- _Excerpted data_:
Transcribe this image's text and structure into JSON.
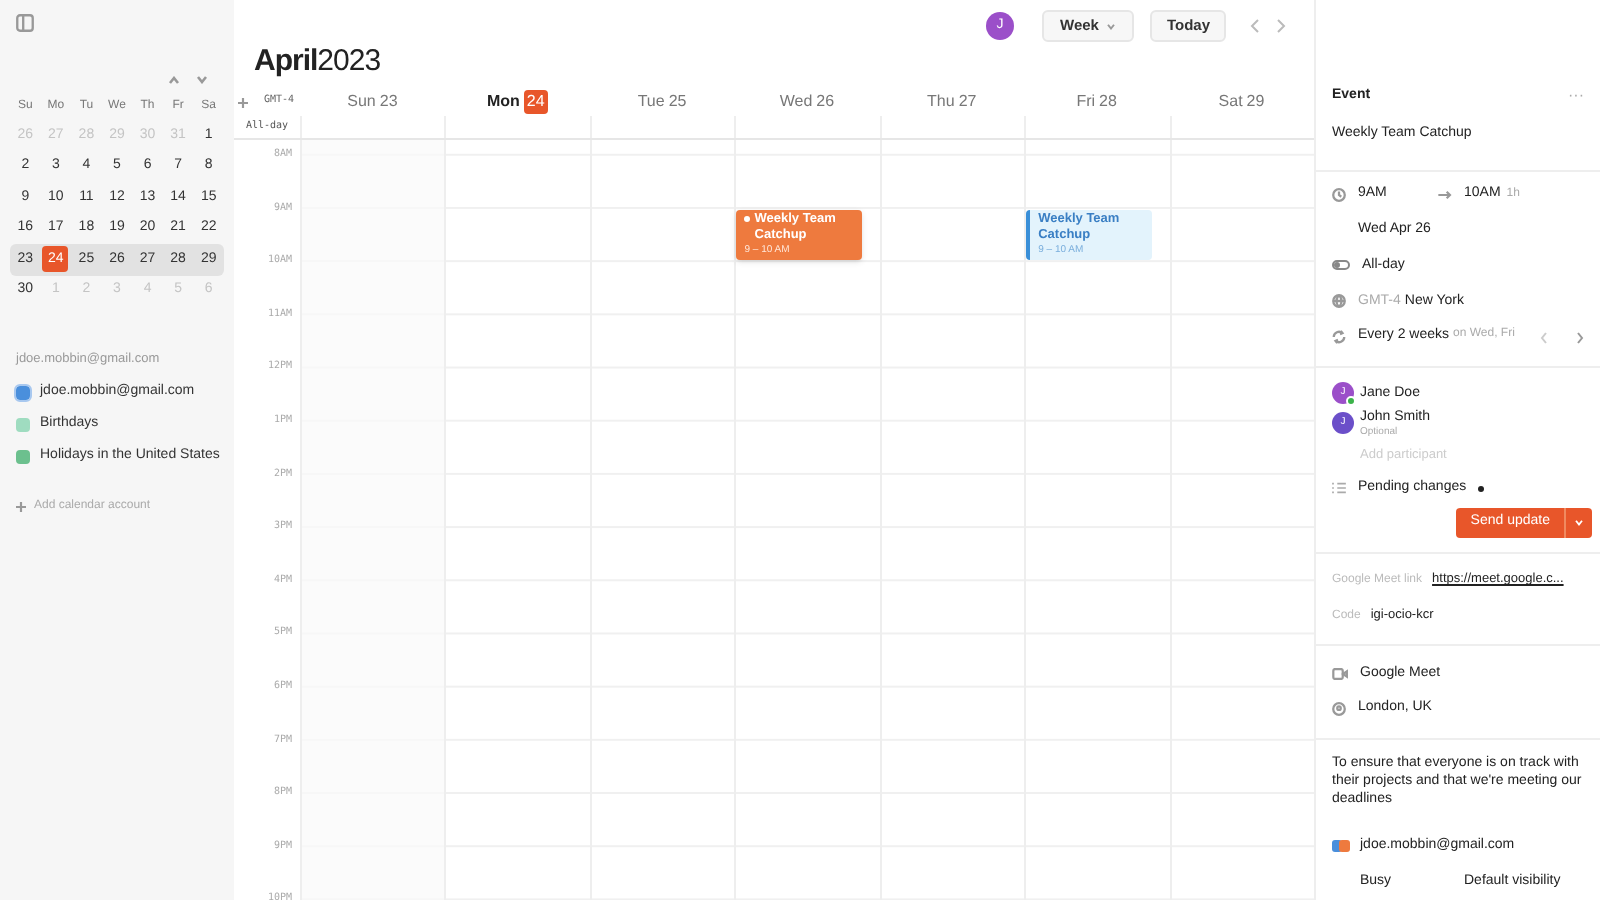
{
  "sidebar": {
    "mini_calendar": {
      "weekdays": [
        "Su",
        "Mo",
        "Tu",
        "We",
        "Th",
        "Fr",
        "Sa"
      ],
      "weeks": [
        {
          "selected": false,
          "days": [
            {
              "label": "26",
              "muted": true,
              "today": false
            },
            {
              "label": "27",
              "muted": true,
              "today": false
            },
            {
              "label": "28",
              "muted": true,
              "today": false
            },
            {
              "label": "29",
              "muted": true,
              "today": false
            },
            {
              "label": "30",
              "muted": true,
              "today": false
            },
            {
              "label": "31",
              "muted": true,
              "today": false
            },
            {
              "label": "1",
              "muted": false,
              "today": false
            }
          ]
        },
        {
          "selected": false,
          "days": [
            {
              "label": "2",
              "muted": false,
              "today": false
            },
            {
              "label": "3",
              "muted": false,
              "today": false
            },
            {
              "label": "4",
              "muted": false,
              "today": false
            },
            {
              "label": "5",
              "muted": false,
              "today": false
            },
            {
              "label": "6",
              "muted": false,
              "today": false
            },
            {
              "label": "7",
              "muted": false,
              "today": false
            },
            {
              "label": "8",
              "muted": false,
              "today": false
            }
          ]
        },
        {
          "selected": false,
          "days": [
            {
              "label": "9",
              "muted": false,
              "today": false
            },
            {
              "label": "10",
              "muted": false,
              "today": false
            },
            {
              "label": "11",
              "muted": false,
              "today": false
            },
            {
              "label": "12",
              "muted": false,
              "today": false
            },
            {
              "label": "13",
              "muted": false,
              "today": false
            },
            {
              "label": "14",
              "muted": false,
              "today": false
            },
            {
              "label": "15",
              "muted": false,
              "today": false
            }
          ]
        },
        {
          "selected": false,
          "days": [
            {
              "label": "16",
              "muted": false,
              "today": false
            },
            {
              "label": "17",
              "muted": false,
              "today": false
            },
            {
              "label": "18",
              "muted": false,
              "today": false
            },
            {
              "label": "19",
              "muted": false,
              "today": false
            },
            {
              "label": "20",
              "muted": false,
              "today": false
            },
            {
              "label": "21",
              "muted": false,
              "today": false
            },
            {
              "label": "22",
              "muted": false,
              "today": false
            }
          ]
        },
        {
          "selected": true,
          "days": [
            {
              "label": "23",
              "muted": false,
              "today": false
            },
            {
              "label": "24",
              "muted": false,
              "today": true
            },
            {
              "label": "25",
              "muted": false,
              "today": false
            },
            {
              "label": "26",
              "muted": false,
              "today": false
            },
            {
              "label": "27",
              "muted": false,
              "today": false
            },
            {
              "label": "28",
              "muted": false,
              "today": false
            },
            {
              "label": "29",
              "muted": false,
              "today": false
            }
          ]
        },
        {
          "selected": false,
          "days": [
            {
              "label": "30",
              "muted": false,
              "today": false
            },
            {
              "label": "1",
              "muted": true,
              "today": false
            },
            {
              "label": "2",
              "muted": true,
              "today": false
            },
            {
              "label": "3",
              "muted": true,
              "today": false
            },
            {
              "label": "4",
              "muted": true,
              "today": false
            },
            {
              "label": "5",
              "muted": true,
              "today": false
            },
            {
              "label": "6",
              "muted": true,
              "today": false
            }
          ]
        }
      ]
    },
    "account": "jdoe.mobbin@gmail.com",
    "calendars": [
      {
        "label": "jdoe.mobbin@gmail.com",
        "color": "#4a8fdc",
        "checked": true
      },
      {
        "label": "Birthdays",
        "color": "#9fdcc0",
        "checked": false
      },
      {
        "label": "Holidays in the United States",
        "color": "#6cc08e",
        "checked": false
      }
    ],
    "add_account": "Add calendar account"
  },
  "header": {
    "avatar": "J",
    "view": "Week",
    "today_button": "Today",
    "title_month": "April",
    "title_year": "2023"
  },
  "week": {
    "timezone": "GMT-4",
    "all_day": "All-day",
    "days": [
      {
        "name": "Sun",
        "date": "23",
        "today": false
      },
      {
        "name": "Mon",
        "date": "24",
        "today": true
      },
      {
        "name": "Tue",
        "date": "25",
        "today": false
      },
      {
        "name": "Wed",
        "date": "26",
        "today": false,
        "events": [
          {
            "title": "Weekly Team Catchup",
            "time": "9 – 10 AM",
            "selected": true
          }
        ]
      },
      {
        "name": "Thu",
        "date": "27",
        "today": false
      },
      {
        "name": "Fri",
        "date": "28",
        "today": false,
        "events": [
          {
            "title": "Weekly Team Catchup",
            "time": "9 – 10 AM",
            "selected": false
          }
        ]
      },
      {
        "name": "Sat",
        "date": "29",
        "today": false
      }
    ],
    "hours": [
      "8AM",
      "9AM",
      "10AM",
      "11AM",
      "12PM",
      "1PM",
      "2PM",
      "3PM",
      "4PM",
      "5PM",
      "6PM",
      "7PM",
      "8PM",
      "9PM",
      "10PM"
    ]
  },
  "event_panel": {
    "heading": "Event",
    "more": "···",
    "title": "Weekly Team Catchup",
    "start": "9AM",
    "end": "10AM",
    "duration": "1h",
    "date": "Wed Apr 26",
    "all_day": {
      "label": "All-day",
      "on": false
    },
    "timezone_offset": "GMT-4",
    "timezone_city": "New York",
    "repeat": "Every 2 weeks",
    "repeat_days": "on Wed, Fri",
    "participants": [
      {
        "name": "Jane Doe",
        "initial": "J",
        "color": "#9b4fc9",
        "accepted": true
      },
      {
        "name": "John Smith",
        "note": "Optional",
        "initial": "J",
        "color": "#6b4fc9",
        "accepted": false
      }
    ],
    "add_participant": "Add participant",
    "pending": "Pending changes",
    "send_button": "Send update",
    "meet_link_label": "Google Meet link",
    "meet_link": "https://meet.google.c...",
    "code_label": "Code",
    "code": "igi-ocio-kcr",
    "conference": "Google Meet",
    "location": "London, UK",
    "description": "To ensure that everyone is on track with their projects and that we're meeting our deadlines",
    "calendar": "jdoe.mobbin@gmail.com",
    "busy": "Busy",
    "visibility": "Default visibility"
  }
}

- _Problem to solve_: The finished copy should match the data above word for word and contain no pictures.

- _Response area_:
Transcribe this image's text and structure into JSON.
{
  "sidebar": {
    "mini_calendar": {
      "weekdays": [
        "Su",
        "Mo",
        "Tu",
        "We",
        "Th",
        "Fr",
        "Sa"
      ],
      "weeks": [
        {
          "selected": false,
          "days": [
            {
              "label": "26",
              "muted": true,
              "today": false
            },
            {
              "label": "27",
              "muted": true,
              "today": false
            },
            {
              "label": "28",
              "muted": true,
              "today": false
            },
            {
              "label": "29",
              "muted": true,
              "today": false
            },
            {
              "label": "30",
              "muted": true,
              "today": false
            },
            {
              "label": "31",
              "muted": true,
              "today": false
            },
            {
              "label": "1",
              "muted": false,
              "today": false
            }
          ]
        },
        {
          "selected": false,
          "days": [
            {
              "label": "2",
              "muted": false,
              "today": false
            },
            {
              "label": "3",
              "muted": false,
              "today": false
            },
            {
              "label": "4",
              "muted": false,
              "today": false
            },
            {
              "label": "5",
              "muted": false,
              "today": false
            },
            {
              "label": "6",
              "muted": false,
              "today": false
            },
            {
              "label": "7",
              "muted": false,
              "today": false
            },
            {
              "label": "8",
              "muted": false,
              "today": false
            }
          ]
        },
        {
          "selected": false,
          "days": [
            {
              "label": "9",
              "muted": false,
              "today": false
            },
            {
              "label": "10",
              "muted": false,
              "today": false
            },
            {
              "label": "11",
              "muted": false,
              "today": false
            },
            {
              "label": "12",
              "muted": false,
              "today": false
            },
            {
              "label": "13",
              "muted": false,
              "today": false
            },
            {
              "label": "14",
              "muted": false,
              "today": false
            },
            {
              "label": "15",
              "muted": false,
              "today": false
            }
          ]
        },
        {
          "selected": false,
          "days": [
            {
              "label": "16",
              "muted": false,
              "today": false
            },
            {
              "label": "17",
              "muted": false,
              "today": false
            },
            {
              "label": "18",
              "muted": false,
              "today": false
            },
            {
              "label": "19",
              "muted": false,
              "today": false
            },
            {
              "label": "20",
              "muted": false,
              "today": false
            },
            {
              "label": "21",
              "muted": false,
              "today": false
            },
            {
              "label": "22",
              "muted": false,
              "today": false
            }
          ]
        },
        {
          "selected": true,
          "days": [
            {
              "label": "23",
              "muted": false,
              "today": false
            },
            {
              "label": "24",
              "muted": false,
              "today": true
            },
            {
              "label": "25",
              "muted": false,
              "today": false
            },
            {
              "label": "26",
              "muted": false,
              "today": false
            },
            {
              "label": "27",
              "muted": false,
              "today": false
            },
            {
              "label": "28",
              "muted": false,
              "today": false
            },
            {
              "label": "29",
              "muted": false,
              "today": false
            }
          ]
        },
        {
          "selected": false,
          "days": [
            {
              "label": "30",
              "muted": false,
              "today": false
            },
            {
              "label": "1",
              "muted": true,
              "today": false
            },
            {
              "label": "2",
              "muted": true,
              "today": false
            },
            {
              "label": "3",
              "muted": true,
              "today": false
            },
            {
              "label": "4",
              "muted": true,
              "today": false
            },
            {
              "label": "5",
              "muted": true,
              "today": false
            },
            {
              "label": "6",
              "muted": true,
              "today": false
            }
          ]
        }
      ]
    },
    "account": "jdoe.mobbin@gmail.com",
    "calendars": [
      {
        "label": "jdoe.mobbin@gmail.com",
        "color": "#4a8fdc",
        "checked": true
      },
      {
        "label": "Birthdays",
        "color": "#9fdcc0",
        "checked": false
      },
      {
        "label": "Holidays in the United States",
        "color": "#6cc08e",
        "checked": false
      }
    ],
    "add_account": "Add calendar account"
  },
  "header": {
    "avatar": "J",
    "view": "Week",
    "today_button": "Today",
    "title_month": "April",
    "title_year": "2023"
  },
  "week": {
    "timezone": "GMT-4",
    "all_day": "All-day",
    "days": [
      {
        "name": "Sun",
        "date": "23",
        "today": false
      },
      {
        "name": "Mon",
        "date": "24",
        "today": true
      },
      {
        "name": "Tue",
        "date": "25",
        "today": false
      },
      {
        "name": "Wed",
        "date": "26",
        "today": false,
        "events": [
          {
            "title": "Weekly Team Catchup",
            "time": "9 – 10 AM",
            "selected": true
          }
        ]
      },
      {
        "name": "Thu",
        "date": "27",
        "today": false
      },
      {
        "name": "Fri",
        "date": "28",
        "today": false,
        "events": [
          {
            "title": "Weekly Team Catchup",
            "time": "9 – 10 AM",
            "selected": false
          }
        ]
      },
      {
        "name": "Sat",
        "date": "29",
        "today": false
      }
    ],
    "hours": [
      "8AM",
      "9AM",
      "10AM",
      "11AM",
      "12PM",
      "1PM",
      "2PM",
      "3PM",
      "4PM",
      "5PM",
      "6PM",
      "7PM",
      "8PM",
      "9PM",
      "10PM"
    ]
  },
  "event_panel": {
    "heading": "Event",
    "more": "···",
    "title": "Weekly Team Catchup",
    "start": "9AM",
    "end": "10AM",
    "duration": "1h",
    "date": "Wed Apr 26",
    "all_day": {
      "label": "All-day",
      "on": false
    },
    "timezone_offset": "GMT-4",
    "timezone_city": "New York",
    "repeat": "Every 2 weeks",
    "repeat_days": "on Wed, Fri",
    "participants": [
      {
        "name": "Jane Doe",
        "initial": "J",
        "color": "#9b4fc9",
        "accepted": true
      },
      {
        "name": "John Smith",
        "note": "Optional",
        "initial": "J",
        "color": "#6b4fc9",
        "accepted": false
      }
    ],
    "add_participant": "Add participant",
    "pending": "Pending changes",
    "send_button": "Send update",
    "meet_link_label": "Google Meet link",
    "meet_link": "https://meet.google.c...",
    "code_label": "Code",
    "code": "igi-ocio-kcr",
    "conference": "Google Meet",
    "location": "London, UK",
    "description": "To ensure that everyone is on track with their projects and that we're meeting our deadlines",
    "calendar": "jdoe.mobbin@gmail.com",
    "busy": "Busy",
    "visibility": "Default visibility"
  }
}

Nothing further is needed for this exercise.